Mac OS X Yosemite Quarantine issues and workaround…

Getting bored of having to do stuff like this, both at work and play.

Many useful Mac apps still come in from places on the Internet OTHER THAN the Mac App Store.  This might be news to the boffins at Apple, but there you go.  This can cause problems at a user-level, where we end up with warning messages like these every time we try and start an installed application:

“xxxxxxxxxx” is an application downloaded from the Internet. Are you sure you want to open it?

AAAAAAAARGHH!  OF COURSE I want to open it! I installed it! I even used my Admin rights to move it to my Applications folder, and it’s been there for months, perhaps years! So quit telling me about this every time I open it!

Okay, chill, breathe, take your meds, it’s time to fix this.  Again, Google to the rescue, and I found a lot of people have been having this kind of issue since Lion.  I have to admit I’ve managed to not have it bite me or my pool of users in the bum at all, (except on first-use of the application, which is fine, because that’s all it needs) until Yosemite.  And specifically, Yosemite’s 10.10.2 point-release.  Ugh.

In all cases, people have reported general success by many sledgehammer-to-crack-walnut means, mostly by turning security and quarantine features off.  I prefer not to do that, so I much enjoyed the more fine-grained solution found here.  Not sure how it’ll work as apps get upgraded, but even if it needs redoing at this point, it’s better than being prompted every time I open an app I regularly use!

So, rather than rewording, I’ll quote D. W. Hoard’s words from his article (linked above):

The quarantine flag can be removed from files or applications that are already downloaded, without completely disabling the quarantine mechanism, by using the following command:

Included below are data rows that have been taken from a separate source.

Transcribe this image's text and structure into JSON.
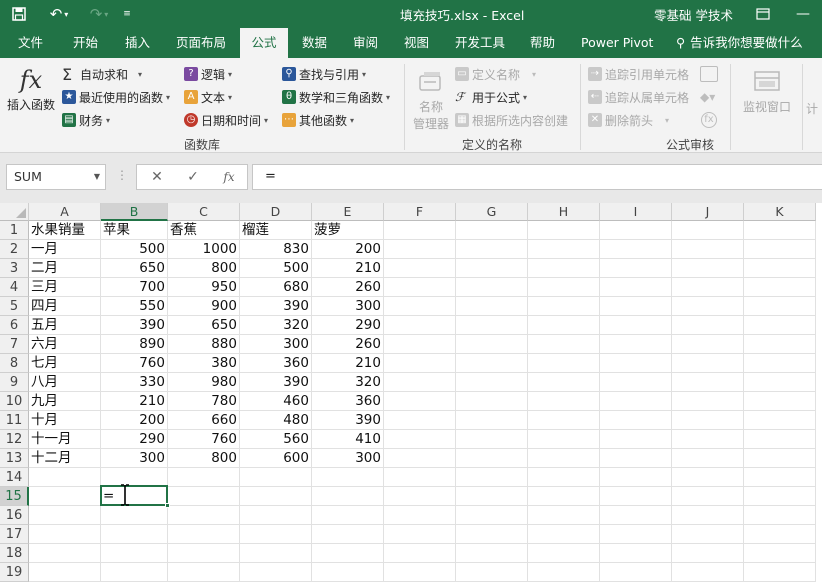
{
  "titlebar": {
    "title": "填充技巧.xlsx  -  Excel",
    "user": "零基础 学技术",
    "qat_icons": [
      "save-icon",
      "undo-icon",
      "redo-icon",
      "customize-qat-icon"
    ]
  },
  "tabs": [
    "文件",
    "开始",
    "插入",
    "页面布局",
    "公式",
    "数据",
    "审阅",
    "视图",
    "开发工具",
    "帮助",
    "Power Pivot"
  ],
  "active_tab": "公式",
  "tell_me": "告诉我你想要做什么",
  "ribbon": {
    "insert_function_label": "插入函数",
    "func_lib": {
      "autosum": "自动求和",
      "recent": "最近使用的函数",
      "finance": "财务",
      "logic": "逻辑",
      "text": "文本",
      "datetime": "日期和时间",
      "lookup": "查找与引用",
      "math": "数学和三角函数",
      "other": "其他函数",
      "group_label": "函数库"
    },
    "defined_names": {
      "name_manager_1": "名称",
      "name_manager_2": "管理器",
      "define_name": "定义名称",
      "use_in_formula": "用于公式",
      "create_from_selection": "根据所选内容创建",
      "group_label": "定义的名称"
    },
    "auditing": {
      "trace_precedents": "追踪引用单元格",
      "trace_dependents": "追踪从属单元格",
      "remove_arrows": "删除箭头",
      "watch_window": "监视窗口",
      "calc_cut": "计",
      "group_label": "公式审核"
    }
  },
  "formula_bar": {
    "name_box": "SUM",
    "cancel": "✕",
    "enter": "✓",
    "fx": "fx",
    "content": "="
  },
  "grid": {
    "columns": [
      "A",
      "B",
      "C",
      "D",
      "E",
      "F",
      "G",
      "H",
      "I",
      "J",
      "K"
    ],
    "selected_column": "B",
    "selected_row": "15",
    "rows": [
      [
        "水果销量",
        "苹果",
        "香蕉",
        "榴莲",
        "菠萝"
      ],
      [
        "一月",
        "500",
        "1000",
        "830",
        "200"
      ],
      [
        "二月",
        "650",
        "800",
        "500",
        "210"
      ],
      [
        "三月",
        "700",
        "950",
        "680",
        "260"
      ],
      [
        "四月",
        "550",
        "900",
        "390",
        "300"
      ],
      [
        "五月",
        "390",
        "650",
        "320",
        "290"
      ],
      [
        "六月",
        "890",
        "880",
        "300",
        "260"
      ],
      [
        "七月",
        "760",
        "380",
        "360",
        "210"
      ],
      [
        "八月",
        "330",
        "980",
        "390",
        "320"
      ],
      [
        "九月",
        "210",
        "780",
        "460",
        "360"
      ],
      [
        "十月",
        "200",
        "660",
        "480",
        "390"
      ],
      [
        "十一月",
        "290",
        "760",
        "560",
        "410"
      ],
      [
        "十二月",
        "300",
        "800",
        "600",
        "300"
      ],
      [
        "",
        "",
        "",
        "",
        ""
      ],
      [
        "",
        "=",
        "",
        "",
        ""
      ],
      [
        "",
        "",
        "",
        "",
        ""
      ],
      [
        "",
        "",
        "",
        "",
        ""
      ],
      [
        "",
        "",
        "",
        "",
        ""
      ],
      [
        "",
        "",
        "",
        "",
        ""
      ]
    ]
  },
  "colors": {
    "accent": "#217346",
    "ribbon_bg": "#f3f3f3",
    "header_bg": "#f0f0f0",
    "gridline": "#e1e1e1"
  }
}
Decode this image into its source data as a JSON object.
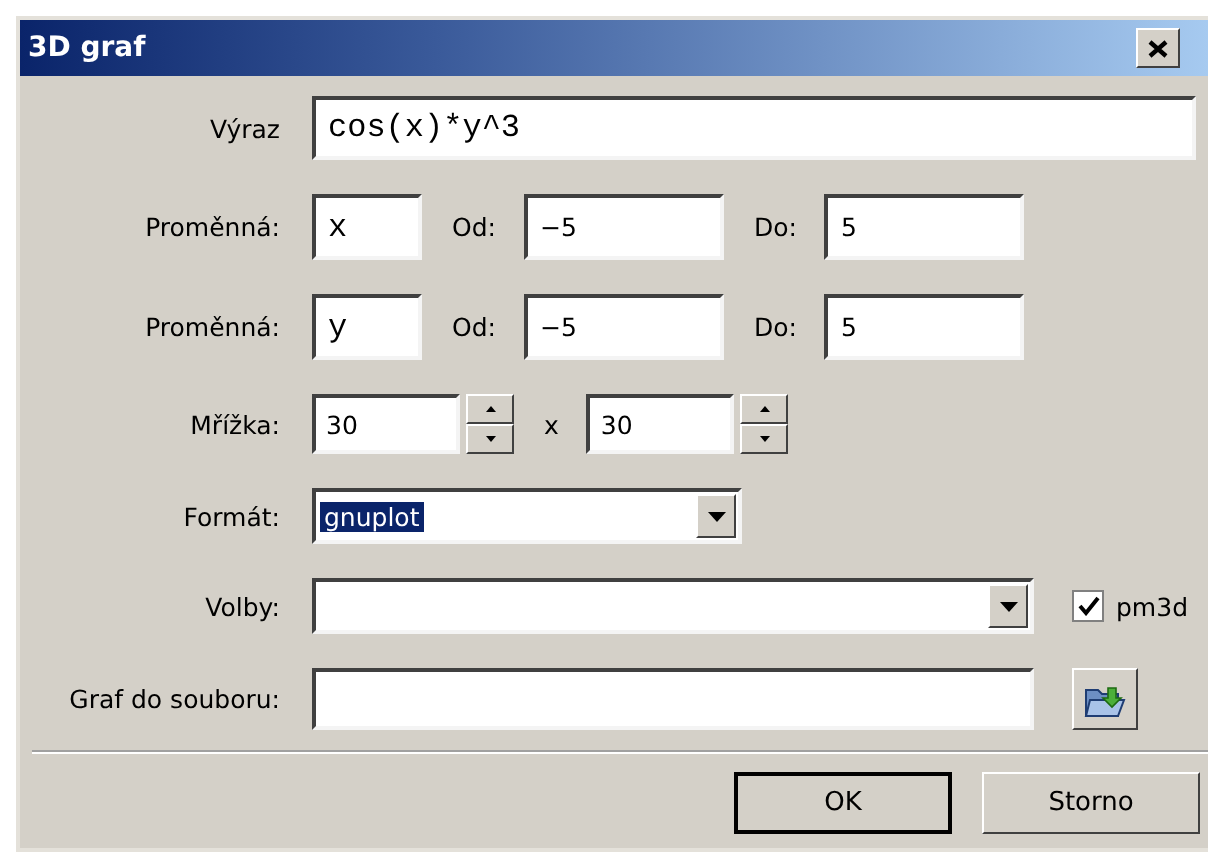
{
  "window": {
    "title": "3D graf"
  },
  "expression": {
    "label": "Výraz",
    "value": "cos(x)*y^3"
  },
  "variables": [
    {
      "label": "Proměnná:",
      "name": "x",
      "from_label": "Od:",
      "from": "−5",
      "to_label": "Do:",
      "to": "5"
    },
    {
      "label": "Proměnná:",
      "name": "y",
      "from_label": "Od:",
      "from": "−5",
      "to_label": "Do:",
      "to": "5"
    }
  ],
  "grid": {
    "label": "Mřížka:",
    "x_value": "30",
    "separator": "x",
    "y_value": "30"
  },
  "format": {
    "label": "Formát:",
    "value": "gnuplot",
    "text_selected": true
  },
  "options": {
    "label": "Volby:",
    "checkbox": {
      "label": "pm3d",
      "checked": true
    }
  },
  "output_file": {
    "label": "Graf do souboru:"
  },
  "buttons": [
    {
      "label": "OK",
      "default": true
    },
    {
      "label": "Storno",
      "default": false
    }
  ]
}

xattr -d com.apple.quarantine /PATH/TO/APPLICATION

A slight shortcut is to type everything up to the path (including the trailing space) in a Terminal window, then drag the desired application or file from a Finder window into the Terminal window, which will automatically paste in the full path to the application or file. If you perform this process using an Administrator account, then the quarantine will be permanently removed for all users on the same computer, regardless of the Administrator privilege level of their accounts.

Oh gosh, I had a horrible thought… it reminds me of the dark days of MS Vista… 😮

Installing Mavericks or Yosemite on Mac laptop after battery failure

Had a number of issues with installing Mavericks or Yosemite on Macs that have had a dead battery.  By “dead” I mean, either run flat and left in a cupboard or on a desk for a week or more before we’ve got around to rebuilding them, or where the battery itself has died and needed replacing, before the software is rebuilt.

Each time we’ve had to do it, we’ve ended up scratching heads and usually ended up simply cloning a hard drive from a working machine.  Today, I had some time waiting for other tasks to complete, and managed to hit up Google for some research, one common thread hit me…

When a laptop battery dies, chances are that if you leave it long enough, any onboard backup battery for CMOS/BIOS/PRAM/NVRAM or whatever other backed up settings, and the onboard realtime clock, will eventually go flat too.

Usually the first sign on replacement or recharge is that the date and time are wrong.  So the first thing a Mac can do is either prompt the user that the date and time are wrong and need resetting, or if it’s already online it can contact an NTP server and correct itself.  But when you’re installing from scratch, it does neither of those things.  In fact, it doesn’t even show you what the date and time are, unless you go well out of your way and ask it.  So the first sign that something’s wrong at this stage is that you get an error message, like:

  • “An Error occurred while preparing the installation.  Try running this application again.”
  • “This copy of the Install OS X Yosemite application can’t be verified. It may have been corrupted or tampered with during downloading.”

The fix, to get an install going here this afternoon, was easy:

  1. Get the installer booting, either from an external USB drive, or from Target Disk Mode from another working Mac.
  2. Once the installer is loaded and showing you the main menu, you should be able to see the “Utilities” menu. Click on it, and go to “Terminal”.
  3. Check the current date and time from your watch or another machine/clock/device of your choice.  Convert it to the following numeric format, so that 6:15pm on 4th December 2014 becomes 120418152014, following the mmddHHMMyyyy format.
  4. Type the following into “Terminal”:  date {mmddHHMMyyyy string above, without these funny brackets}
  5. Press enter, if you haven’t done so already.

Date and time should now be accepted, and Terminal will confirm this.  If you did it correctly, the installers should now work without either of those errors.  Worked like a charm here!

Without Google, and particularly its quick realisation that I needed to be looking here, I’d never have even thought to check something like that, to get something like an installer going!